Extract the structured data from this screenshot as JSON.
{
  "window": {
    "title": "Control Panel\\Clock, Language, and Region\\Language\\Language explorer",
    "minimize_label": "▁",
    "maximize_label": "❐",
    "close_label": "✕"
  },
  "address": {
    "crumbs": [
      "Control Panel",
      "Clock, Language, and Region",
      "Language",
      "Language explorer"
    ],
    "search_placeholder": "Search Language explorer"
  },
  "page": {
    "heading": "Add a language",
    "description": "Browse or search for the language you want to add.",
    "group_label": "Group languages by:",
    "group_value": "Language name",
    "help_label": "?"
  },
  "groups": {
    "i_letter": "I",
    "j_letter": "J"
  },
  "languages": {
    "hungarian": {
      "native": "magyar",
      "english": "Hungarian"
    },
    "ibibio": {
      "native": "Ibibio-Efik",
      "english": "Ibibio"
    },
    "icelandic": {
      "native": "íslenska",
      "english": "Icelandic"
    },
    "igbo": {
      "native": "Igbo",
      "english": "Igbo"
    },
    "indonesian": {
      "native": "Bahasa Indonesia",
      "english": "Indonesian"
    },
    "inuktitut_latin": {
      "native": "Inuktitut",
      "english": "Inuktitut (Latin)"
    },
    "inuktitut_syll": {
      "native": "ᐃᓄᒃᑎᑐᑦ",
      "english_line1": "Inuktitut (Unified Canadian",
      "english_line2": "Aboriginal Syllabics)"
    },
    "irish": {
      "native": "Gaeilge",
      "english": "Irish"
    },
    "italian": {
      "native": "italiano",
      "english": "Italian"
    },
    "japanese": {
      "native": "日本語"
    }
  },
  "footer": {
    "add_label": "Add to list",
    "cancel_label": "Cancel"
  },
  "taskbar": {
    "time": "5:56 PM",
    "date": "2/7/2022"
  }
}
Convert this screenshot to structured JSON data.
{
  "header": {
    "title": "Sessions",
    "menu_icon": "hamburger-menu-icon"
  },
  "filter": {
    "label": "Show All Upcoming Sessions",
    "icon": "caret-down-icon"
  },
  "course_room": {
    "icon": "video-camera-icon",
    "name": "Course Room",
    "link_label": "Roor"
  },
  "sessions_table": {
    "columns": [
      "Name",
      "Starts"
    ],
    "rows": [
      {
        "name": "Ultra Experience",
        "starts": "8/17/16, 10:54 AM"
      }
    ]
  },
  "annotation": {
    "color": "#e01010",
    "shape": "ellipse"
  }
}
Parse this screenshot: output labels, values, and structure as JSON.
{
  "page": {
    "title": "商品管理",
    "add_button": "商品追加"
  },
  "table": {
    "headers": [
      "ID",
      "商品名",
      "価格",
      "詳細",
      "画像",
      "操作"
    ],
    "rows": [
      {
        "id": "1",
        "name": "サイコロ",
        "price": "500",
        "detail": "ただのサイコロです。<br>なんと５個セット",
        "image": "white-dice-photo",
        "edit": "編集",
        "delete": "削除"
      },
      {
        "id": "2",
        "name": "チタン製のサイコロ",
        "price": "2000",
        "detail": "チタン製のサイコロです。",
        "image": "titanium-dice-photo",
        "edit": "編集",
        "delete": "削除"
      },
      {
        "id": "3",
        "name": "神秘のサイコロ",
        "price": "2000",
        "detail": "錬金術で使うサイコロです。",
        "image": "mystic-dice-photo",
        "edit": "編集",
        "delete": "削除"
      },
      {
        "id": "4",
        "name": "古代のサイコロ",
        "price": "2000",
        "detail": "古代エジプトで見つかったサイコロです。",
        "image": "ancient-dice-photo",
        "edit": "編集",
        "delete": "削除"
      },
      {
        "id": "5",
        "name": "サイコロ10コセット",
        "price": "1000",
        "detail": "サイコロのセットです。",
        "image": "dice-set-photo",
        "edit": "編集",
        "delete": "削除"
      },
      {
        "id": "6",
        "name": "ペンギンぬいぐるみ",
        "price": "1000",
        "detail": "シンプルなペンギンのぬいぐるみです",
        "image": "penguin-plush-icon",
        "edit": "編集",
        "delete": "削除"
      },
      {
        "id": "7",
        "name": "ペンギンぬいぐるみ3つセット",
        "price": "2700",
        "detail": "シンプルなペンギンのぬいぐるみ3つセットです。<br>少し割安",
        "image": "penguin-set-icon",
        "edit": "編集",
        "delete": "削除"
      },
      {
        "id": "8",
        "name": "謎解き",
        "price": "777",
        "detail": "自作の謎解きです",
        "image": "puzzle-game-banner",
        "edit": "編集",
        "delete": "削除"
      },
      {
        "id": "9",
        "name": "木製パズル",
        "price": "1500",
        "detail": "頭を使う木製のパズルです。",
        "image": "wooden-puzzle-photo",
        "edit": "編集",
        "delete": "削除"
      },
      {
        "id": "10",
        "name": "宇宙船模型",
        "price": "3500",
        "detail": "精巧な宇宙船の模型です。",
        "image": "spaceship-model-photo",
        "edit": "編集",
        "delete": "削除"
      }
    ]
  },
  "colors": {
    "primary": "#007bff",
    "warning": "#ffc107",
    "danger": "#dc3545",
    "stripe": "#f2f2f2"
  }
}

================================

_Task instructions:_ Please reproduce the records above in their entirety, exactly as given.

_Response area:_
Extract the structured data from this screenshot as JSON.
{
  "window": {
    "title": "Control Panel\\Clock, Language, and Region\\Language\\Language explorer",
    "minimize_label": "▁",
    "maximize_label": "❐",
    "close_label": "✕"
  },
  "address": {
    "crumbs": [
      "Control Panel",
      "Clock, Language, and Region",
      "Language",
      "Language explorer"
    ],
    "search_placeholder": "Search Language explorer"
  },
  "page": {
    "heading": "Add a language",
    "description": "Browse or search for the language you want to add.",
    "group_label": "Group languages by:",
    "group_value": "Language name",
    "help_label": "?"
  },
  "groups": {
    "i_letter": "I",
    "j_letter": "J"
  },
  "languages": {
    "hungarian": {
      "native": "magyar",
      "english": "Hungarian"
    },
    "ibibio": {
      "native": "Ibibio-Efik",
      "english": "Ibibio"
    },
    "icelandic": {
      "native": "íslenska",
      "english": "Icelandic"
    },
    "igbo": {
      "native": "Igbo",
      "english": "Igbo"
    },
    "indonesian": {
      "native": "Bahasa Indonesia",
      "english": "Indonesian"
    },
    "inuktitut_latin": {
      "native": "Inuktitut",
      "english": "Inuktitut (Latin)"
    },
    "inuktitut_syll": {
      "native": "ᐃᓄᒃᑎᑐᑦ",
      "english_line1": "Inuktitut (Unified Canadian",
      "english_line2": "Aboriginal Syllabics)"
    },
    "irish": {
      "native": "Gaeilge",
      "english": "Irish"
    },
    "italian": {
      "native": "italiano",
      "english": "Italian"
    },
    "japanese": {
      "native": "日本語"
    }
  },
  "footer": {
    "add_label": "Add to list",
    "cancel_label": "Cancel"
  },
  "taskbar": {
    "time": "5:56 PM",
    "date": "2/7/2022"
  }
}
Convert this screenshot to structured JSON data.
{
  "header": {
    "title": "Sessions",
    "menu_icon": "hamburger-menu-icon"
  },
  "filter": {
    "label": "Show All Upcoming Sessions",
    "icon": "caret-down-icon"
  },
  "course_room": {
    "icon": "video-camera-icon",
    "name": "Course Room",
    "link_label": "Roor"
  },
  "sessions_table": {
    "columns": [
      "Name",
      "Starts"
    ],
    "rows": [
      {
        "name": "Ultra Experience",
        "starts": "8/17/16, 10:54 AM"
      }
    ]
  },
  "annotation": {
    "color": "#e01010",
    "shape": "ellipse"
  }
}
Parse this screenshot: output labels, values, and structure as JSON.
{
  "page": {
    "title": "商品管理",
    "add_button": "商品追加"
  },
  "table": {
    "headers": [
      "ID",
      "商品名",
      "価格",
      "詳細",
      "画像",
      "操作"
    ],
    "rows": [
      {
        "id": "1",
        "name": "サイコロ",
        "price": "500",
        "detail": "ただのサイコロです。<br>なんと５個セット",
        "image": "white-dice-photo",
        "edit": "編集",
        "delete": "削除"
      },
      {
        "id": "2",
        "name": "チタン製のサイコロ",
        "price": "2000",
        "detail": "チタン製のサイコロです。",
        "image": "titanium-dice-photo",
        "edit": "編集",
        "delete": "削除"
      },
      {
        "id": "3",
        "name": "神秘のサイコロ",
        "price": "2000",
        "detail": "錬金術で使うサイコロです。",
        "image": "mystic-dice-photo",
        "edit": "編集",
        "delete": "削除"
      },
      {
        "id": "4",
        "name": "古代のサイコロ",
        "price": "2000",
        "detail": "古代エジプトで見つかったサイコロです。",
        "image": "ancient-dice-photo",
        "edit": "編集",
        "delete": "削除"
      },
      {
        "id": "5",
        "name": "サイコロ10コセット",
        "price": "1000",
        "detail": "サイコロのセットです。",
        "image": "dice-set-photo",
        "edit": "編集",
        "delete": "削除"
      },
      {
        "id": "6",
        "name": "ペンギンぬいぐるみ",
        "price": "1000",
        "detail": "シンプルなペンギンのぬいぐるみです",
        "image": "penguin-plush-icon",
        "edit": "編集",
        "delete": "削除"
      },
      {
        "id": "7",
        "name": "ペンギンぬいぐるみ3つセット",
        "price": "2700",
        "detail": "シンプルなペンギンのぬいぐるみ3つセットです。<br>少し割安",
        "image": "penguin-set-icon",
        "edit": "編集",
        "delete": "削除"
      },
      {
        "id": "8",
        "name": "謎解き",
        "price": "777",
        "detail": "自作の謎解きです",
        "image": "puzzle-game-banner",
        "edit": "編集",
        "delete": "削除"
      },
      {
        "id": "9",
        "name": "木製パズル",
        "price": "1500",
        "detail": "頭を使う木製のパズルです。",
        "image": "wooden-puzzle-photo",
        "edit": "編集",
        "delete": "削除"
      },
      {
        "id": "10",
        "name": "宇宙船模型",
        "price": "3500",
        "detail": "精巧な宇宙船の模型です。",
        "image": "spaceship-model-photo",
        "edit": "編集",
        "delete": "削除"
      }
    ]
  },
  "colors": {
    "primary": "#007bff",
    "warning": "#ffc107",
    "danger": "#dc3545",
    "stripe": "#f2f2f2"
  }
}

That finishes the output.